● **Exercise**:
Report how many lines in the data below hold "Dương", with no other words.

● **Data supplied**:
──────────
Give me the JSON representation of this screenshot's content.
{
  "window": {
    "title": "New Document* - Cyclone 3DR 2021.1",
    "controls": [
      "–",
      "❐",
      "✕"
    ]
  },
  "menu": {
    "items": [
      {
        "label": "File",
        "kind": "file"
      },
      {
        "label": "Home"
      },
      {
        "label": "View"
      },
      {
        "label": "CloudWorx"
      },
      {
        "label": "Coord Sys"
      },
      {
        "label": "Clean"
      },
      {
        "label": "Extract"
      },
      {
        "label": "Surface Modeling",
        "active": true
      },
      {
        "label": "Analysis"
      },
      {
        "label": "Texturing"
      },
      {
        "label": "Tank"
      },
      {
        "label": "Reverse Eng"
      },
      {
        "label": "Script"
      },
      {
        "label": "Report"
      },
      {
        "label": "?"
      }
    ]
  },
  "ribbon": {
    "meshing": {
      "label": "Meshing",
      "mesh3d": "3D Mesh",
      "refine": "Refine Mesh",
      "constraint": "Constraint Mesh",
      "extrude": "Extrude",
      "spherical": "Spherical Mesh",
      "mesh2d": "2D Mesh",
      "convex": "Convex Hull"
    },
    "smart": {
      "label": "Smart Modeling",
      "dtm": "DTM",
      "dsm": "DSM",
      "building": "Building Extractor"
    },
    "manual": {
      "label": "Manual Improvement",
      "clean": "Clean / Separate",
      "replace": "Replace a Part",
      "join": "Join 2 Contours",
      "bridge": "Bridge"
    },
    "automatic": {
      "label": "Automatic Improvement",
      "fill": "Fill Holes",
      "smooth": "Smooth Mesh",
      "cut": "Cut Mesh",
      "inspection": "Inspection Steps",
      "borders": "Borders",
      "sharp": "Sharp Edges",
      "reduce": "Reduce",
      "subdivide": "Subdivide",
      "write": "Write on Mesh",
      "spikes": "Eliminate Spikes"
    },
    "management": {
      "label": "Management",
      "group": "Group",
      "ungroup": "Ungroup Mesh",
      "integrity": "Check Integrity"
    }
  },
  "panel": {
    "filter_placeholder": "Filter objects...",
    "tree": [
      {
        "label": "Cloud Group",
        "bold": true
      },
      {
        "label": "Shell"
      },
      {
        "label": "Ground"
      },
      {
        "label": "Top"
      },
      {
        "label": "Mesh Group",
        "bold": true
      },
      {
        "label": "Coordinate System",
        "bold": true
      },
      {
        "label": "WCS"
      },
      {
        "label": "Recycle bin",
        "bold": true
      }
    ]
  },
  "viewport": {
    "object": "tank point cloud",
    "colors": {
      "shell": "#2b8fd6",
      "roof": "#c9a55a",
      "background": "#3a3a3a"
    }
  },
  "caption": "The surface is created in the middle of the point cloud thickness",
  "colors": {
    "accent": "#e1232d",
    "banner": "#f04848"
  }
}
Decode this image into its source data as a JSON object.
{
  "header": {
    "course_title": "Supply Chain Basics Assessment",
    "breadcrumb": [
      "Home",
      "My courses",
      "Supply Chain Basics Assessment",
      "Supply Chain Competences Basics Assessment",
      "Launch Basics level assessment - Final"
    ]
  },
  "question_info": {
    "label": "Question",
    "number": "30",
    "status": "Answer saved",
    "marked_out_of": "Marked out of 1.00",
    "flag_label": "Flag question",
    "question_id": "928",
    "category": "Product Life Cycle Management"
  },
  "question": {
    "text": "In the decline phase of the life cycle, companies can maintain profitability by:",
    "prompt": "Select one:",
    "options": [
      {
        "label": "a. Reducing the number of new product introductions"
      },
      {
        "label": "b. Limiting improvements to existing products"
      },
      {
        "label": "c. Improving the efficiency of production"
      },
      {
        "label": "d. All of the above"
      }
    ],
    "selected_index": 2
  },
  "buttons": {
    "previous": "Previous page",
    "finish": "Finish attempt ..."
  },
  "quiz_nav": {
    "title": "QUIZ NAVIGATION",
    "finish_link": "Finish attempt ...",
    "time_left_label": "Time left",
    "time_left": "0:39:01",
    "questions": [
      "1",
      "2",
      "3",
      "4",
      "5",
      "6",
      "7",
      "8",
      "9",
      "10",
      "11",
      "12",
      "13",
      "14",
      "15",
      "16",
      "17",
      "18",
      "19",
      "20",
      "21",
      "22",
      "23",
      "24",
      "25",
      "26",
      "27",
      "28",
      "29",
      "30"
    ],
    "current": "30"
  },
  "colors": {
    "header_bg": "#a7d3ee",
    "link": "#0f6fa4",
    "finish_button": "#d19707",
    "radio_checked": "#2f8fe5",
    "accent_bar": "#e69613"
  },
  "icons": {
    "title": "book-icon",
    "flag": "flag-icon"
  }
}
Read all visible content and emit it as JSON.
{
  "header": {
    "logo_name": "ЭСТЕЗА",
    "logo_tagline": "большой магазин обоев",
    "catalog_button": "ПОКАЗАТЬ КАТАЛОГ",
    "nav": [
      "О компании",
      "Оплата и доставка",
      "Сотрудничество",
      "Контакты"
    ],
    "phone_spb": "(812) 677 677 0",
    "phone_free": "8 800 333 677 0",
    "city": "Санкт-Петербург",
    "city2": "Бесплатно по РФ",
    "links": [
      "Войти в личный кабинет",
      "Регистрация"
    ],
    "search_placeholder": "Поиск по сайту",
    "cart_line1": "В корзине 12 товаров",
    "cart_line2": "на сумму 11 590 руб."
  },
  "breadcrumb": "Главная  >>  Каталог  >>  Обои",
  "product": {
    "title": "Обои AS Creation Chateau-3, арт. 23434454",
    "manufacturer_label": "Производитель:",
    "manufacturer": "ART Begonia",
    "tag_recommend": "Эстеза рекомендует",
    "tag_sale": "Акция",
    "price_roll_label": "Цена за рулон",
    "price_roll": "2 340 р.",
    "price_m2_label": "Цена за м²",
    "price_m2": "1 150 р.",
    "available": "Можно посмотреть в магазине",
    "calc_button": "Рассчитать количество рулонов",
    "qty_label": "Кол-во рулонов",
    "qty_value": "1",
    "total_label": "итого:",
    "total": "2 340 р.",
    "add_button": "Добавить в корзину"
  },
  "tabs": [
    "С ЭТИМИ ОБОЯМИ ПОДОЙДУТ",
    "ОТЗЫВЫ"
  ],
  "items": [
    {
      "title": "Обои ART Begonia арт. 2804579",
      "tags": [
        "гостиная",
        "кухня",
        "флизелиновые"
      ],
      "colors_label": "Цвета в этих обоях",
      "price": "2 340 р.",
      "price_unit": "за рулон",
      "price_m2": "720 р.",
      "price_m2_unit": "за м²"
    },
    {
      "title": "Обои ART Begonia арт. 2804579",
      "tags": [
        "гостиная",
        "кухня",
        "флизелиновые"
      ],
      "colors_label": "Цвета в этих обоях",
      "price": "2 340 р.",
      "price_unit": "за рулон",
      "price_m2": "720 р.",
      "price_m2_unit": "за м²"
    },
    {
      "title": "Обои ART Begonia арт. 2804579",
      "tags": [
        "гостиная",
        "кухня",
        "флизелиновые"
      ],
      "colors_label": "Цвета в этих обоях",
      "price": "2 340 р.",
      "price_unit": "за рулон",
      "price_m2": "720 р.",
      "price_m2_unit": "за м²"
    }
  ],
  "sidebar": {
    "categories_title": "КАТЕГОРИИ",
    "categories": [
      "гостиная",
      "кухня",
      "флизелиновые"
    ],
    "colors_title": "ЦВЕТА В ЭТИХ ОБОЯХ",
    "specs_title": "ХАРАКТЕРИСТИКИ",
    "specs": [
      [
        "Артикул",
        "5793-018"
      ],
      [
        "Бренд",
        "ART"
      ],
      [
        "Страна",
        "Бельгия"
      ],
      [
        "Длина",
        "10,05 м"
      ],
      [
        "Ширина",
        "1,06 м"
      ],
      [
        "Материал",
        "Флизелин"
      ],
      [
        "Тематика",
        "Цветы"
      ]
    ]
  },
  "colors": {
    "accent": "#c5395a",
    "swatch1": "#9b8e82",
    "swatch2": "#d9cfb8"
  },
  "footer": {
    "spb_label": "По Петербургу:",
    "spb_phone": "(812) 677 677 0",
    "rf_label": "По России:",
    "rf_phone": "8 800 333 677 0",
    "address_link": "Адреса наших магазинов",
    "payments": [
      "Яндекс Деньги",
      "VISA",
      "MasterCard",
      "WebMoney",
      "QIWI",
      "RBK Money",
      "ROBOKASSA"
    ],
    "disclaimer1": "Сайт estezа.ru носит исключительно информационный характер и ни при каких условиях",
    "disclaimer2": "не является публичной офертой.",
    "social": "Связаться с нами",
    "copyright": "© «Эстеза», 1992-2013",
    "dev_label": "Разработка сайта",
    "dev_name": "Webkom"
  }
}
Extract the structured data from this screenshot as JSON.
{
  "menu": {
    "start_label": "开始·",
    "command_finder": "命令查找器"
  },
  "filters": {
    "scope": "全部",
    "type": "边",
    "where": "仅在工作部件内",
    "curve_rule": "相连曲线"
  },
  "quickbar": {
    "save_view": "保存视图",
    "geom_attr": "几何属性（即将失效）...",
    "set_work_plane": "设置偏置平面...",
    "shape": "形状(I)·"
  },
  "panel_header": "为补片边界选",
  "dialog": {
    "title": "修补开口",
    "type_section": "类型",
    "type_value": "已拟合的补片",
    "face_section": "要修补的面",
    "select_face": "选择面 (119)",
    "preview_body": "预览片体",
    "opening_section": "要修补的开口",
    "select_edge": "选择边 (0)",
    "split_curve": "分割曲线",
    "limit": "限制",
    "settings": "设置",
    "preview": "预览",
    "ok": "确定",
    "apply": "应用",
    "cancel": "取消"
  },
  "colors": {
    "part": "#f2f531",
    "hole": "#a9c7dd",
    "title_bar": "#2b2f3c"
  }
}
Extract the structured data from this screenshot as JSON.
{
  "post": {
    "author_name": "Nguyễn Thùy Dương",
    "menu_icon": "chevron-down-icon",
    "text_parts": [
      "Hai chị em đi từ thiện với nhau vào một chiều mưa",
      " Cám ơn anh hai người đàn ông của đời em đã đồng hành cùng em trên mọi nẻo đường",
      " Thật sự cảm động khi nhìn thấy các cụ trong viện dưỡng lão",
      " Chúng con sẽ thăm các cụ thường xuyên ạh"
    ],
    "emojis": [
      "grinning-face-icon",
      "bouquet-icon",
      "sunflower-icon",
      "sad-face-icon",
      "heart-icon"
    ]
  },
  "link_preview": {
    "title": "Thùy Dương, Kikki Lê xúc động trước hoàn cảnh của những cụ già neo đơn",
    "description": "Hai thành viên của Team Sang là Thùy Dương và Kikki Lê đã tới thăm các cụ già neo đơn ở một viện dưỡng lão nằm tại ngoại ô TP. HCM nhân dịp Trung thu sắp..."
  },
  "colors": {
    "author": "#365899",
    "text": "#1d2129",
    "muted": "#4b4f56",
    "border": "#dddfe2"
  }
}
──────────
● **Your response**:
3